* TASK DIRECTIONS *
Go through the lines below and copy any that hold the string "model".

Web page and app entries

..........

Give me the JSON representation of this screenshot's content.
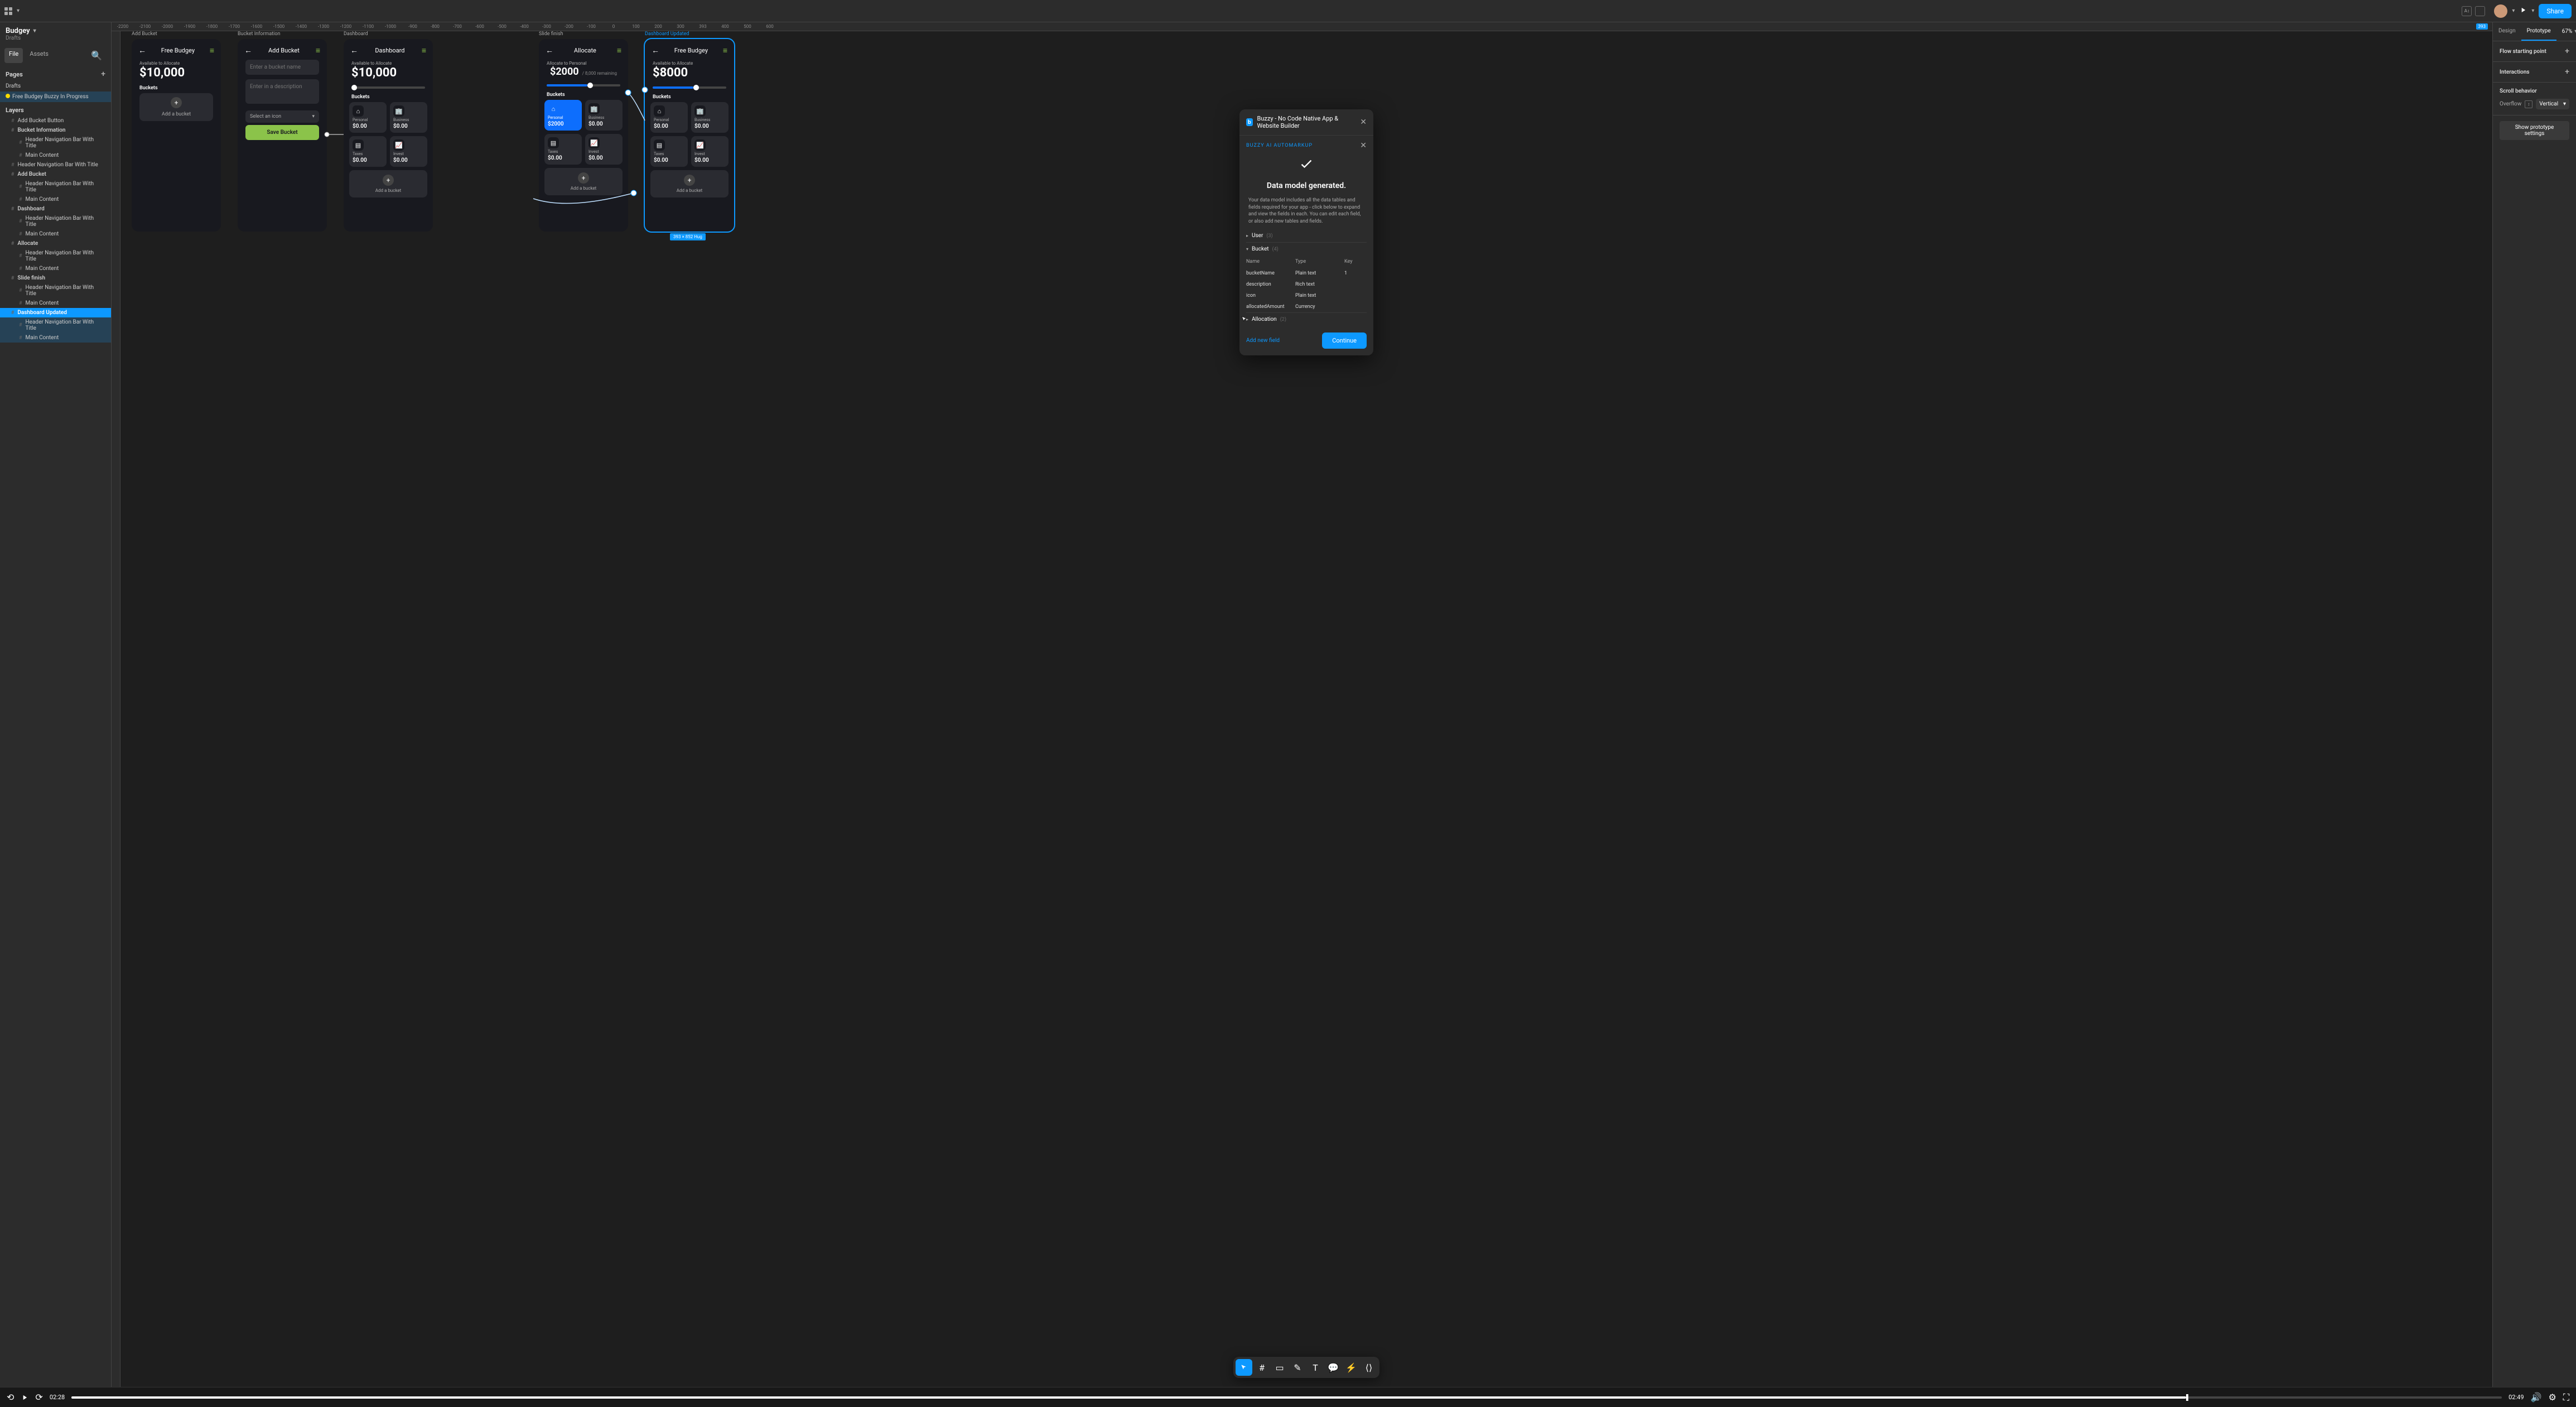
{
  "topbar": {
    "avatarPresent": true,
    "shareLabel": "Share"
  },
  "leftPanel": {
    "title": "Budgey",
    "subtitle": "Drafts",
    "tabs": {
      "file": "File",
      "assets": "Assets"
    },
    "pagesHeader": "Pages",
    "draftsLabel": "Drafts",
    "pageName": "Free Budgey Buzzy In Progress",
    "layersHeader": "Layers",
    "layers": [
      {
        "t": "Add Bucket Button",
        "l": 1
      },
      {
        "t": "Bucket Information",
        "l": 1,
        "bold": true
      },
      {
        "t": "Header Navigation Bar With Title",
        "l": 2
      },
      {
        "t": "Main Content",
        "l": 2
      },
      {
        "t": "Header Navigation Bar With Title",
        "l": 1
      },
      {
        "t": "Add Bucket",
        "l": 1,
        "bold": true
      },
      {
        "t": "Header Navigation Bar With Title",
        "l": 2
      },
      {
        "t": "Main Content",
        "l": 2
      },
      {
        "t": "Dashboard",
        "l": 1,
        "bold": true
      },
      {
        "t": "Header Navigation Bar With Title",
        "l": 2
      },
      {
        "t": "Main Content",
        "l": 2
      },
      {
        "t": "Allocate",
        "l": 1,
        "bold": true
      },
      {
        "t": "Header Navigation Bar With Title",
        "l": 2
      },
      {
        "t": "Main Content",
        "l": 2
      },
      {
        "t": "Slide finish",
        "l": 1,
        "bold": true
      },
      {
        "t": "Header Navigation Bar With Title",
        "l": 2
      },
      {
        "t": "Main Content",
        "l": 2
      },
      {
        "t": "Dashboard Updated",
        "l": 1,
        "bold": true,
        "sel": true
      },
      {
        "t": "Header Navigation Bar With Title",
        "l": 2,
        "hov": true
      },
      {
        "t": "Main Content",
        "l": 2,
        "hov": true
      }
    ]
  },
  "ruler": {
    "marks": [
      "-2200",
      "-2100",
      "-2000",
      "-1900",
      "-1800",
      "-1700",
      "-1600",
      "-1500",
      "-1400",
      "-1300",
      "-1200",
      "-1100",
      "-1000",
      "-900",
      "-800",
      "-700",
      "-600",
      "-500",
      "-400",
      "-300",
      "-200",
      "-100",
      "0",
      "100",
      "200",
      "300",
      "393",
      "400",
      "500",
      "600"
    ],
    "selWidth": "393"
  },
  "frames": {
    "addBucket": {
      "label": "Add Bucket",
      "title": "Free Budgey",
      "availLabel": "Available to Allocate",
      "amount": "$10,000",
      "bucketsLabel": "Buckets",
      "addBucketText": "Add a bucket"
    },
    "bucketInfo": {
      "label": "Bucket Information",
      "title": "Add Bucket",
      "namePlaceholder": "Enter a bucket name",
      "descPlaceholder": "Enter in a description",
      "iconPlaceholder": "Select an icon",
      "saveLabel": "Save Bucket"
    },
    "dashboard": {
      "label": "Dashboard",
      "title": "Dashboard",
      "availLabel": "Available to Allocate",
      "amount": "$10,000",
      "bucketsLabel": "Buckets",
      "cells": [
        {
          "lab": "Personal",
          "val": "$0.00"
        },
        {
          "lab": "Business",
          "val": "$0.00"
        },
        {
          "lab": "Taxes",
          "val": "$0.00"
        },
        {
          "lab": "Invest",
          "val": "$0.00"
        }
      ],
      "addBucketText": "Add a bucket"
    },
    "slideFinish": {
      "label": "Slide finish"
    },
    "allocate": {
      "title": "Allocate",
      "availLabel": "Allocate to Personal",
      "amount": "$2000",
      "remaining": "/ 8,000 remaining",
      "bucketsLabel": "Buckets",
      "cells": [
        {
          "lab": "Personal",
          "val": "$2000",
          "active": true
        },
        {
          "lab": "Business",
          "val": "$0.00"
        },
        {
          "lab": "Taxes",
          "val": "$0.00"
        },
        {
          "lab": "Invest",
          "val": "$0.00"
        }
      ],
      "addBucketText": "Add a bucket"
    },
    "dashUpdated": {
      "label": "Dashboard Updated",
      "title": "Free Budgey",
      "availLabel": "Available to Allocate",
      "amount": "$8000",
      "bucketsLabel": "Buckets",
      "cells": [
        {
          "lab": "Personal",
          "val": "$0.00"
        },
        {
          "lab": "Business",
          "val": "$0.00"
        },
        {
          "lab": "Taxes",
          "val": "$0.00"
        },
        {
          "lab": "Invest",
          "val": "$0.00"
        }
      ],
      "addBucketText": "Add a bucket",
      "sizeChip": "393 × 852  Hug"
    }
  },
  "modal": {
    "title": "Buzzy - No Code Native App & Website Builder",
    "subtitle": "BUZZY AI AUTOMARKUP",
    "heading": "Data model generated.",
    "desc": "Your data model includes all the data tables and fields required for your app - click below to expand and view the fields in each. You can edit each field, or also add new tables and fields.",
    "tree": [
      {
        "name": "User",
        "count": "(3)",
        "chev": "▸"
      },
      {
        "name": "Bucket",
        "count": "(4)",
        "chev": "▾",
        "open": true
      }
    ],
    "thead": {
      "name": "Name",
      "type": "Type",
      "key": "Key"
    },
    "fields": [
      {
        "name": "bucketName",
        "type": "Plain text",
        "key": "1"
      },
      {
        "name": "description",
        "type": "Rich text",
        "key": ""
      },
      {
        "name": "icon",
        "type": "Plain text",
        "key": ""
      },
      {
        "name": "allocatedAmount",
        "type": "Currency",
        "key": ""
      }
    ],
    "allocation": {
      "name": "Allocation",
      "count": "(2)",
      "chev": "▸"
    },
    "addField": "Add new field",
    "continueLabel": "Continue"
  },
  "rightPanel": {
    "tabs": {
      "design": "Design",
      "prototype": "Prototype"
    },
    "zoom": "67%",
    "flowHeader": "Flow starting point",
    "interactionsHeader": "Interactions",
    "scrollHeader": "Scroll behavior",
    "overflowLabel": "Overflow",
    "overflowValue": "Vertical",
    "showProtoBtn": "Show prototype settings"
  },
  "playbar": {
    "current": "02:28",
    "total": "02:49",
    "progressPct": 87
  }
}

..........

* EXERCISE OUTPUT *
    "heading": "Data model generated.",
    "desc": "Your data model includes all the data tables and fields required for your app - click below to expand and view the fields in each. You can edit each field, or also add new tables and fields.",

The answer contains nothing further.